➡️READ: Natural treatments for male infertility
The cause of hyperprolactinemia is not known, but it is thought to block ovulation by inhibiting GnRH secretion. Several studies have implicated kisspeptin as a potential alternative treatment for hyperprolactinemia and infertility.
In addition to infertility, hyperprolactinemia has other side effects. High levels of prolactin may interfere with normal hormone production and lead to symptoms of menopause.
Some women may also need fertility drugs in addition to the medication prescribed for hyperprolactinemia. These medications include clomiphene citrate and gonadotropins. For most women, these medications will help them conceive naturally and may reduce the prolactin levels in the body.
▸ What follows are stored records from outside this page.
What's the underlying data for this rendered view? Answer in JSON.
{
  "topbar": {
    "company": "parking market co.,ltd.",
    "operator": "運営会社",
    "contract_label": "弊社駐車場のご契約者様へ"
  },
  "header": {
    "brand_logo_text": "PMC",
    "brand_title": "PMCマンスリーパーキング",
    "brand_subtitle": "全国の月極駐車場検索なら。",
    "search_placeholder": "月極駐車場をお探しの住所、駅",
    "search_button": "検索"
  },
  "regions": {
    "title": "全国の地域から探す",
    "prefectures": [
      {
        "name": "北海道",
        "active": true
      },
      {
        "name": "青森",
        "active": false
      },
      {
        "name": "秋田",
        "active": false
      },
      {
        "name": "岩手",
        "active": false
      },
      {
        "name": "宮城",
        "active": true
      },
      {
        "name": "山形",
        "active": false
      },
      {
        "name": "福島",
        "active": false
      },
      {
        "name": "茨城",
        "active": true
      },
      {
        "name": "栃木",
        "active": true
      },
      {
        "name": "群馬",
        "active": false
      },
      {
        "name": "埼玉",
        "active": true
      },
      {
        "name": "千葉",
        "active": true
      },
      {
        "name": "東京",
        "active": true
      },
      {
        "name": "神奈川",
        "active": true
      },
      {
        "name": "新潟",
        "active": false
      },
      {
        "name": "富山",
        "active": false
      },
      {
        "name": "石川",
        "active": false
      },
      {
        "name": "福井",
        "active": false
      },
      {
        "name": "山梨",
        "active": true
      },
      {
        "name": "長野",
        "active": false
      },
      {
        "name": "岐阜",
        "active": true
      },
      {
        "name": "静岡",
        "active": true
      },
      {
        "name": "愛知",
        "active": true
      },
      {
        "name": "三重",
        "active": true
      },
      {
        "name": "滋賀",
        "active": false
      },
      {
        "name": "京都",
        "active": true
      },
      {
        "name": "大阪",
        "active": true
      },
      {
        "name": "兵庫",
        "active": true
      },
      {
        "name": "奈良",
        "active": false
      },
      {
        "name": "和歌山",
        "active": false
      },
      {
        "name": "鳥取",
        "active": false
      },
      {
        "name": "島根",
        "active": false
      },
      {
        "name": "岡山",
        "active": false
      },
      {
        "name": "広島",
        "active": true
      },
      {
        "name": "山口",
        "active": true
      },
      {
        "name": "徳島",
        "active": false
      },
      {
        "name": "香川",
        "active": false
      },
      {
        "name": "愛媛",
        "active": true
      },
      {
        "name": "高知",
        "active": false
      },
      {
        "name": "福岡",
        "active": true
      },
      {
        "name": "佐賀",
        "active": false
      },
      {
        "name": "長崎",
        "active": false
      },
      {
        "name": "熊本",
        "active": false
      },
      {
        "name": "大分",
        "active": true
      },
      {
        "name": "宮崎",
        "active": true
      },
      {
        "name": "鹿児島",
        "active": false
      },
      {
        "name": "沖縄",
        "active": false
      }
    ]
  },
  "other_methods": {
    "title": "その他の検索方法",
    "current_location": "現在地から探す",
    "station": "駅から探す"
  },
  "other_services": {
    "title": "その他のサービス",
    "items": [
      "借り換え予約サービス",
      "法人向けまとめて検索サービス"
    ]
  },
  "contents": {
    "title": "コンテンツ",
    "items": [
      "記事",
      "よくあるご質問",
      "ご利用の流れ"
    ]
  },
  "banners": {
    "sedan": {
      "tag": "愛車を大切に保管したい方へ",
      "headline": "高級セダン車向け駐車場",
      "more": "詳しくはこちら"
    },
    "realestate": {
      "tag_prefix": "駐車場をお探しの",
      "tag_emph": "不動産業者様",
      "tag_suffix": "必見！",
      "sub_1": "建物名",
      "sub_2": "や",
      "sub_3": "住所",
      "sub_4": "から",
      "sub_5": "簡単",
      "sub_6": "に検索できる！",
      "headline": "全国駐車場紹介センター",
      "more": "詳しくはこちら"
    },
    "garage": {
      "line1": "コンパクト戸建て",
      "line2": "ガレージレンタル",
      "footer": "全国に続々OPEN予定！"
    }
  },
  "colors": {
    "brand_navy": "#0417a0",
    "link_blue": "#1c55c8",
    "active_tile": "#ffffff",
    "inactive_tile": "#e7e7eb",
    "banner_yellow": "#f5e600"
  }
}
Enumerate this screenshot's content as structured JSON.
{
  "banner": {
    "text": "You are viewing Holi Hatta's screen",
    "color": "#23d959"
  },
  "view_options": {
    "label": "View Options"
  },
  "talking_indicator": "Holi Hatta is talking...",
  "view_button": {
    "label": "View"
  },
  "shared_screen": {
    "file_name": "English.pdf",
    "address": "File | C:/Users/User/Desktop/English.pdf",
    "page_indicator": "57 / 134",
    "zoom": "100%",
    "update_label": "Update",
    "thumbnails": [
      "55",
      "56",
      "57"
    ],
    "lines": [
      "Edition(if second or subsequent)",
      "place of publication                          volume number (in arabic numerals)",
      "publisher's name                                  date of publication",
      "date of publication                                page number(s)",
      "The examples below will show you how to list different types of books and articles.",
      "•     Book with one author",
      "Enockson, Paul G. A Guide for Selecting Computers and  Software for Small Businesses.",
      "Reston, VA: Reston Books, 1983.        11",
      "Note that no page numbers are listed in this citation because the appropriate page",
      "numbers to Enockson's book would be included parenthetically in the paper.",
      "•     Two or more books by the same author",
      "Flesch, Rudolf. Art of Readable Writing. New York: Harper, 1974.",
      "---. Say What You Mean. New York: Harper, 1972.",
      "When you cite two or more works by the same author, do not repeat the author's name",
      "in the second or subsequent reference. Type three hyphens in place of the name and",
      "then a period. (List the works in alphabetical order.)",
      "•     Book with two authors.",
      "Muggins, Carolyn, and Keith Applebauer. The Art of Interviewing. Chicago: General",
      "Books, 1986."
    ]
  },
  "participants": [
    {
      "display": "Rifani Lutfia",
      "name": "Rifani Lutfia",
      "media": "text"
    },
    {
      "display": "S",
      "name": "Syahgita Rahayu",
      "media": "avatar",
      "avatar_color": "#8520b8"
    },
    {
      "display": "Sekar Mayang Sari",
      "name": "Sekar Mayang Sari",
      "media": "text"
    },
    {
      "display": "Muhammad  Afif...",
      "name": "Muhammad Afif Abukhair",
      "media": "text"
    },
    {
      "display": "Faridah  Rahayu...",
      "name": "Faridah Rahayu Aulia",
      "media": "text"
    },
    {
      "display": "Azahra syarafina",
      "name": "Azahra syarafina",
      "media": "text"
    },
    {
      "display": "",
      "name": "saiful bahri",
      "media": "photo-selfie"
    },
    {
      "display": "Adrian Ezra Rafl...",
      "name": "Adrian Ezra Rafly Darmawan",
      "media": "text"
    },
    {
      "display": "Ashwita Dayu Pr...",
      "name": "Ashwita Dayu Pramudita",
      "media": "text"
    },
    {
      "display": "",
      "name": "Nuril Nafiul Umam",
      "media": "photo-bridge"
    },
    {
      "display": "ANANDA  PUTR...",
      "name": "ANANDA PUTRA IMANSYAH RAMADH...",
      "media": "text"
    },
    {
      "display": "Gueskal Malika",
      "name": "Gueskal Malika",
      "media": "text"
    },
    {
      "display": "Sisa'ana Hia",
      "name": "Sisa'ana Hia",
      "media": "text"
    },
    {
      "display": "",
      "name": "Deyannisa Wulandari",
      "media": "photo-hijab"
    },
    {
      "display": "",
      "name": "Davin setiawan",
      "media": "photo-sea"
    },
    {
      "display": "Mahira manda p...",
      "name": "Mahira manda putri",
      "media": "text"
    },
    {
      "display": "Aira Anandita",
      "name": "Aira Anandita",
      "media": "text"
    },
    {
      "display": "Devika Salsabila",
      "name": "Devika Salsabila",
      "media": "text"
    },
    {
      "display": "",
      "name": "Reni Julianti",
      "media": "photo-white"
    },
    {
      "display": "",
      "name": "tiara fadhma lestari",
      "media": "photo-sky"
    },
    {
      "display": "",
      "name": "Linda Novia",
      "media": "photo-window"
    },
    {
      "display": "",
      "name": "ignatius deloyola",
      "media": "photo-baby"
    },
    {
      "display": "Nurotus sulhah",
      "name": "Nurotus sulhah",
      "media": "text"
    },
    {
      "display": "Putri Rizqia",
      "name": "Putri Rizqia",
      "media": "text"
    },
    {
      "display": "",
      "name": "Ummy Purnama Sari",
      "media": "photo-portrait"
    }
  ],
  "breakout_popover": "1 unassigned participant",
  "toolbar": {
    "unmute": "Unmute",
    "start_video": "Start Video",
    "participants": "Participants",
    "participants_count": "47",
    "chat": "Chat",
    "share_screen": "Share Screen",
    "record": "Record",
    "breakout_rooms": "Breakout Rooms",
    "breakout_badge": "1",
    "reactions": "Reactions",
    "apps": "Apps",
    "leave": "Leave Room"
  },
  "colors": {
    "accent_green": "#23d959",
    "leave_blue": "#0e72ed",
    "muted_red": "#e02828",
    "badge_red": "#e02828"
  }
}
If you have high levels of prolactin and you're experiencing infertility due to this condition, your doctor will try to identify the underlying problems and provide the best treatment options. Lowering the levels of prolactin will improve your chances of pregnancy.
Treatments for macroprolactin and hyperprolactin are based on the type of macroprolactin in your body. Depending on the type, you may be prescribed medication or surgery. If the level is too high, you may need additional tests to determine the cause.
Treatment options for women with high prolactin levels may vary. Your doctor may recommend taking hormone replacement therapy, calcium supplements, and a balanced diet to reduce symptoms and promote healthy egg production. In some cases, you may also want to consider in vitro fertilization using donor eggs.
Hyperprolactinemia is a relatively common cause of secondary amenorrhea and irregular uterine bleeding, but is often overlooked. Patients with elevated prolactin have an abnormal distribution of FSH and LH hormones, which causes abnormal ovulation and delayed embryo implantation. This condition accounts for between three to 10 percent of infertility cases.
Some doctors prescribe a medication called bromocriptine. Bromocriptine has a history of safety and minimal risk of birth defects. It takes a few months to reduce high prolactin levels and restore ovulation.